Alternative forms[edit]


From Middle English creke, kreke, creake, of unclear origin. It existed alongside a second variant in Middle English cryke, krike, cricke, from Old Norse kriki.[1]. The first form possibly continues Old English *creca (attested in the diminutive crecca (creek, bay, wharf) also found in Anglo-Latin as creca, crecca), from Proto-West Germanic *krekō, from Proto-Germanic *krekô, *krekuz (corner, hook, angle, bend, bight), from Proto-Indo-European *ger- (to turn, to wind).

See also Old Dutch creka, crika (inlet, cove, creek), Old Norse kriki, krikr (angle, corner, nook, bight), Old Norse kraki (pole with a hook, anchor), and possibly Old Norse krókr (hook, bend, bight). Modern cognates include West Frisian kreek (creek), Dutch kreek (creek, cove, inlet, bight), and French crique (cove) (borrowed from Germanic).

Early British colonists of Australia and the Americas used the term in the usual British way, to name inlets; as settlements followed the inlets upstream and inland, the names were retained and creek was reinterpreted as a general term for a small waterway.[2].



English Wikipedia has an article on:

creek (plural creeks)

  1. (Britain) A small inlet or bay, often saltwater, narrower and extending farther into the land than a cove; a recess in the shore of the sea, or of a river; the inner part of a port that is used as a dock for small boats.
    • 1853, John Ruskin, “Torcello”, in The Stones of Venice, volume II (The Sea-Stories), London: Smith, Elder, and Co., [], →OCLC, § I, page 11:
      Seven miles to the north of Venice, the banks of sand, which near the city rise little above low-water mark, attain by degrees a higher level, and knit themselves at last into fields of salt morass, raised here and there into shapeless mounds, and intercepted by narrow creeks of sea.
    • 1887 March 21, Rudyard Kipling, “Kidnapped”, in Plain Tales from the Hills, Calcutta: Thacker, Spink and Co.; London: W. Thacker & Co., published 1888, →OCLC, page 111:
      There is a tide in the affairs of men, / Which, taken any way you please, is bad, / And strands them in forsaken guts and creeks / No decent soul would think of visiting.
  2. (Australia, New Zealand, Canada, US) A stream of water (often freshwater) smaller than a river and larger than a brook; in Australia, also used of river-sized bodies of water.
    • 1997, Thomas Pynchon, chapter 67, in Mason & Dixon, 1st US edition, New York: Henry Holt and Company, →ISBN, part Two: America, page 650:
      We all feel it Looming, even when we're awake, out there ahead someplace, the way you come to feel a River or Creek ahead, before anything else,— sound, sky, vegetation,— may have announced it.
  3. Any turn or winding.
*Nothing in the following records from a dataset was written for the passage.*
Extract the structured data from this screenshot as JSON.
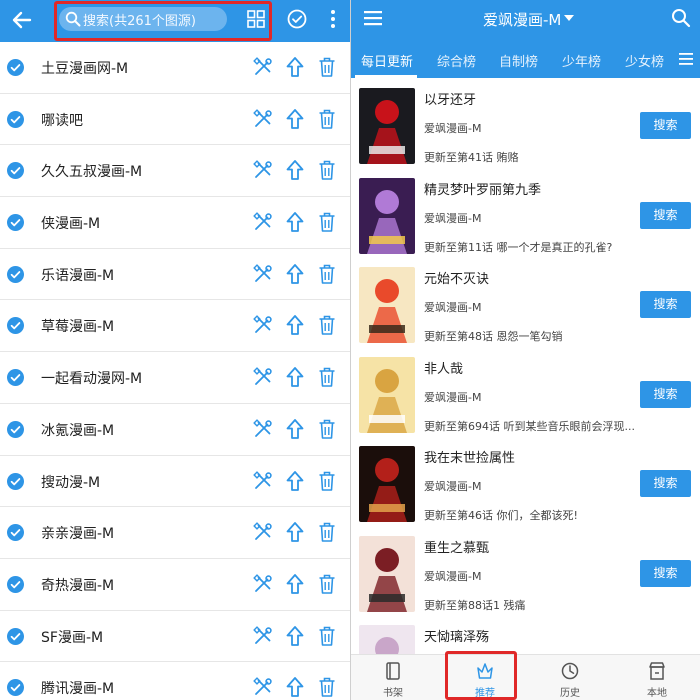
{
  "left_panel": {
    "search_placeholder": "搜索(共261个图源)",
    "sources": [
      "土豆漫画网-M",
      "哪读吧",
      "久久五叔漫画-M",
      "侠漫画-M",
      "乐语漫画-M",
      "草莓漫画-M",
      "一起看动漫网-M",
      "冰氪漫画-M",
      "搜动漫-M",
      "亲亲漫画-M",
      "奇热漫画-M",
      "SF漫画-M",
      "腾讯漫画-M"
    ]
  },
  "right_panel": {
    "title": "爱飒漫画-M",
    "tabs": [
      "每日更新",
      "综合榜",
      "自制榜",
      "少年榜",
      "少女榜"
    ],
    "active_tab": 0,
    "search_button_label": "搜索",
    "comics": [
      {
        "title": "以牙还牙",
        "source": "爱飒漫画-M",
        "update": "更新至第41话 贿赂"
      },
      {
        "title": "精灵梦叶罗丽第九季",
        "source": "爱飒漫画-M",
        "update": "更新至第11话 哪一个才是真正的孔雀?"
      },
      {
        "title": "元始不灭诀",
        "source": "爱飒漫画-M",
        "update": "更新至第48话 恩怨一笔勾销"
      },
      {
        "title": "非人哉",
        "source": "爱飒漫画-M",
        "update": "更新至第694话 听到某些音乐眼前会浮现..."
      },
      {
        "title": "我在末世捡属性",
        "source": "爱飒漫画-M",
        "update": "更新至第46话 你们，全都该死!"
      },
      {
        "title": "重生之慕甄",
        "source": "爱飒漫画-M",
        "update": "更新至第88话1 残痛"
      },
      {
        "title": "天恸璃泽殇",
        "source": "",
        "update": ""
      }
    ],
    "bottom_nav": [
      {
        "label": "书架",
        "icon": "bookshelf-icon"
      },
      {
        "label": "推荐",
        "icon": "recommend-icon"
      },
      {
        "label": "历史",
        "icon": "history-icon"
      },
      {
        "label": "本地",
        "icon": "local-store-icon"
      }
    ],
    "active_nav": 1
  },
  "colors": {
    "primary": "#2e95e6",
    "highlight": "#e02828"
  }
}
  • beck, brook, burn, stream
  • (regional US terms:) run (Ohio, Pennsylvania, Virginia, West Virginia), brook (New England), branch (Southern US), bayou (Louisiana, Mississippi, Alabama, Florida, and Southeastern Texas)

Derived terms[edit]


  • Broome Pearling Lugger Pidgin: kriki
  • Sranan Tongo: kriki


The translations below need to be checked and inserted above into the appropriate translation tables. See instructions at Wiktionary:Entry layout § Translations.


  1. ^ creek”, in Merriam-Webster Online Dictionary, Springfield, Mass.: Merriam-Webster, 1996–present.
  2. ^ Barry Lopez, Debra Gwartney, Home Ground: Language for an American Landscape →ISBN, page 92: "Creek is a word that has been transformed by the North American continent. The British usage of the term was its first meaning here, and this definition still applies along the Atlantic coast from North Carolina to Maine: a saltwater inlet narrower than a cove; the estuary of a stream. But as settlement probed inland beyond the coastal plain, following watercourses upstream well past the influence of salt and tides, the word creek held on for any flow..."